WHAT THIS TASK INVOLVES:
Write the records out again, exactly.
START INPUT FOR THIS TASK
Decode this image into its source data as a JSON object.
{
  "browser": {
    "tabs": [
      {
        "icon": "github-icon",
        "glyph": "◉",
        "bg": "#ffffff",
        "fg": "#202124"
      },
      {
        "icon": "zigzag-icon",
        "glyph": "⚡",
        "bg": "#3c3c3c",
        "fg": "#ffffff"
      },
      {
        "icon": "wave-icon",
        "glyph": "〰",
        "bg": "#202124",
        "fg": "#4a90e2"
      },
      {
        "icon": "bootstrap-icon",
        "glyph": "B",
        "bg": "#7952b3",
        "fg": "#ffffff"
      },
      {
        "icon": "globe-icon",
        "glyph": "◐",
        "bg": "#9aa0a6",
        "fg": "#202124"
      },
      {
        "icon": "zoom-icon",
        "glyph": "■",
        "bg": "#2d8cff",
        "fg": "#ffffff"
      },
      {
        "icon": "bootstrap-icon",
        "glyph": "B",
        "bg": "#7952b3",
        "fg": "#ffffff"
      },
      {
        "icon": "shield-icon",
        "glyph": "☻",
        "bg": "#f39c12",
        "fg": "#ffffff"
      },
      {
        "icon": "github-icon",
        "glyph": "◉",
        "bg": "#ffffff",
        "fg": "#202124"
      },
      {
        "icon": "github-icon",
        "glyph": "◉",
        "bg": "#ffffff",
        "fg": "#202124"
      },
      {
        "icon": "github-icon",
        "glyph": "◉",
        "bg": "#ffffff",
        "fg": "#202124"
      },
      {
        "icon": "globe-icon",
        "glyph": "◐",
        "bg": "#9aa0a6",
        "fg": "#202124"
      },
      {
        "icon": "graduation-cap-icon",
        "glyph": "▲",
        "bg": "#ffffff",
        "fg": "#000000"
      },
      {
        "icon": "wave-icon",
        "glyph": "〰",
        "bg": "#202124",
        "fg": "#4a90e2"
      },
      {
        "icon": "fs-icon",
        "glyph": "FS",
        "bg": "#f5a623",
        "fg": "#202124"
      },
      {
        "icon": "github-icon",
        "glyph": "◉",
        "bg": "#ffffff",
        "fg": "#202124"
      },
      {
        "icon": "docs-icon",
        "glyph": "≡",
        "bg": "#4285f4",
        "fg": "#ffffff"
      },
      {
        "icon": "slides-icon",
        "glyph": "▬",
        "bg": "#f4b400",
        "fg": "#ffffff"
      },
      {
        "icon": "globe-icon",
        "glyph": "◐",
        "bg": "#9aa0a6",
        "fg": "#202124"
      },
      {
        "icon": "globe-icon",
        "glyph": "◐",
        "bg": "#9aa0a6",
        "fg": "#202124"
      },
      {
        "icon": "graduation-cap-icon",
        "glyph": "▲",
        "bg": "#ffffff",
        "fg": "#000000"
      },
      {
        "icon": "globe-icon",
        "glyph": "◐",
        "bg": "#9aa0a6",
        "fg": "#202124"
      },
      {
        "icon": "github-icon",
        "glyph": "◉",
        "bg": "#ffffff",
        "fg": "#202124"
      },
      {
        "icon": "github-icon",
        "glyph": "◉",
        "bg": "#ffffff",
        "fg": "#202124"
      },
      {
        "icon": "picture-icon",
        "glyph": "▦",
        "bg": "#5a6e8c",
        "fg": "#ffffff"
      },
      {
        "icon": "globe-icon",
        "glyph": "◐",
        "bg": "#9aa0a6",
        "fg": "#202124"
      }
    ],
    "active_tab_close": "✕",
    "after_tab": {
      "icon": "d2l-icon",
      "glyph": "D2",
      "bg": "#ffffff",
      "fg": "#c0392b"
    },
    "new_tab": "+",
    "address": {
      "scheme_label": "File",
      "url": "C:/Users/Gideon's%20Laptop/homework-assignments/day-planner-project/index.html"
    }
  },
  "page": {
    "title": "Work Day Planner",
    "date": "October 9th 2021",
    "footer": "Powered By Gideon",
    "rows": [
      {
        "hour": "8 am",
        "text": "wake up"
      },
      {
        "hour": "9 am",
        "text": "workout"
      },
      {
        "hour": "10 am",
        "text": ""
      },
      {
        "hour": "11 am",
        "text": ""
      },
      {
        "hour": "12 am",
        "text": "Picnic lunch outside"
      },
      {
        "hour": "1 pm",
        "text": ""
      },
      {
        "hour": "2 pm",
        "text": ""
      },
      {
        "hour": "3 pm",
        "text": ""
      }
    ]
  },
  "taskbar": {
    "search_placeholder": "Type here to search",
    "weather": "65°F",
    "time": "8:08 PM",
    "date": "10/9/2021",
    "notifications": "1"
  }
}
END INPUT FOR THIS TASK
SOLUTION:
Decode this image into its source data as a JSON object.
{
  "browser": {
    "tabs": [
      {
        "icon": "github-icon",
        "glyph": "◉",
        "bg": "#ffffff",
        "fg": "#202124"
      },
      {
        "icon": "zigzag-icon",
        "glyph": "⚡",
        "bg": "#3c3c3c",
        "fg": "#ffffff"
      },
      {
        "icon": "wave-icon",
        "glyph": "〰",
        "bg": "#202124",
        "fg": "#4a90e2"
      },
      {
        "icon": "bootstrap-icon",
        "glyph": "B",
        "bg": "#7952b3",
        "fg": "#ffffff"
      },
      {
        "icon": "globe-icon",
        "glyph": "◐",
        "bg": "#9aa0a6",
        "fg": "#202124"
      },
      {
        "icon": "zoom-icon",
        "glyph": "■",
        "bg": "#2d8cff",
        "fg": "#ffffff"
      },
      {
        "icon": "bootstrap-icon",
        "glyph": "B",
        "bg": "#7952b3",
        "fg": "#ffffff"
      },
      {
        "icon": "shield-icon",
        "glyph": "☻",
        "bg": "#f39c12",
        "fg": "#ffffff"
      },
      {
        "icon": "github-icon",
        "glyph": "◉",
        "bg": "#ffffff",
        "fg": "#202124"
      },
      {
        "icon": "github-icon",
        "glyph": "◉",
        "bg": "#ffffff",
        "fg": "#202124"
      },
      {
        "icon": "github-icon",
        "glyph": "◉",
        "bg": "#ffffff",
        "fg": "#202124"
      },
      {
        "icon": "globe-icon",
        "glyph": "◐",
        "bg": "#9aa0a6",
        "fg": "#202124"
      },
      {
        "icon": "graduation-cap-icon",
        "glyph": "▲",
        "bg": "#ffffff",
        "fg": "#000000"
      },
      {
        "icon": "wave-icon",
        "glyph": "〰",
        "bg": "#202124",
        "fg": "#4a90e2"
      },
      {
        "icon": "fs-icon",
        "glyph": "FS",
        "bg": "#f5a623",
        "fg": "#202124"
      },
      {
        "icon": "github-icon",
        "glyph": "◉",
        "bg": "#ffffff",
        "fg": "#202124"
      },
      {
        "icon": "docs-icon",
        "glyph": "≡",
        "bg": "#4285f4",
        "fg": "#ffffff"
      },
      {
        "icon": "slides-icon",
        "glyph": "▬",
        "bg": "#f4b400",
        "fg": "#ffffff"
      },
      {
        "icon": "globe-icon",
        "glyph": "◐",
        "bg": "#9aa0a6",
        "fg": "#202124"
      },
      {
        "icon": "globe-icon",
        "glyph": "◐",
        "bg": "#9aa0a6",
        "fg": "#202124"
      },
      {
        "icon": "graduation-cap-icon",
        "glyph": "▲",
        "bg": "#ffffff",
        "fg": "#000000"
      },
      {
        "icon": "globe-icon",
        "glyph": "◐",
        "bg": "#9aa0a6",
        "fg": "#202124"
      },
      {
        "icon": "github-icon",
        "glyph": "◉",
        "bg": "#ffffff",
        "fg": "#202124"
      },
      {
        "icon": "github-icon",
        "glyph": "◉",
        "bg": "#ffffff",
        "fg": "#202124"
      },
      {
        "icon": "picture-icon",
        "glyph": "▦",
        "bg": "#5a6e8c",
        "fg": "#ffffff"
      },
      {
        "icon": "globe-icon",
        "glyph": "◐",
        "bg": "#9aa0a6",
        "fg": "#202124"
      }
    ],
    "active_tab_close": "✕",
    "after_tab": {
      "icon": "d2l-icon",
      "glyph": "D2",
      "bg": "#ffffff",
      "fg": "#c0392b"
    },
    "new_tab": "+",
    "address": {
      "scheme_label": "File",
      "url": "C:/Users/Gideon's%20Laptop/homework-assignments/day-planner-project/index.html"
    }
  },
  "page": {
    "title": "Work Day Planner",
    "date": "October 9th 2021",
    "footer": "Powered By Gideon",
    "rows": [
      {
        "hour": "8 am",
        "text": "wake up"
      },
      {
        "hour": "9 am",
        "text": "workout"
      },
      {
        "hour": "10 am",
        "text": ""
      },
      {
        "hour": "11 am",
        "text": ""
      },
      {
        "hour": "12 am",
        "text": "Picnic lunch outside"
      },
      {
        "hour": "1 pm",
        "text": ""
      },
      {
        "hour": "2 pm",
        "text": ""
      },
      {
        "hour": "3 pm",
        "text": ""
      }
    ]
  },
  "taskbar": {
    "search_placeholder": "Type here to search",
    "weather": "65°F",
    "time": "8:08 PM",
    "date": "10/9/2021",
    "notifications": "1"
  }
}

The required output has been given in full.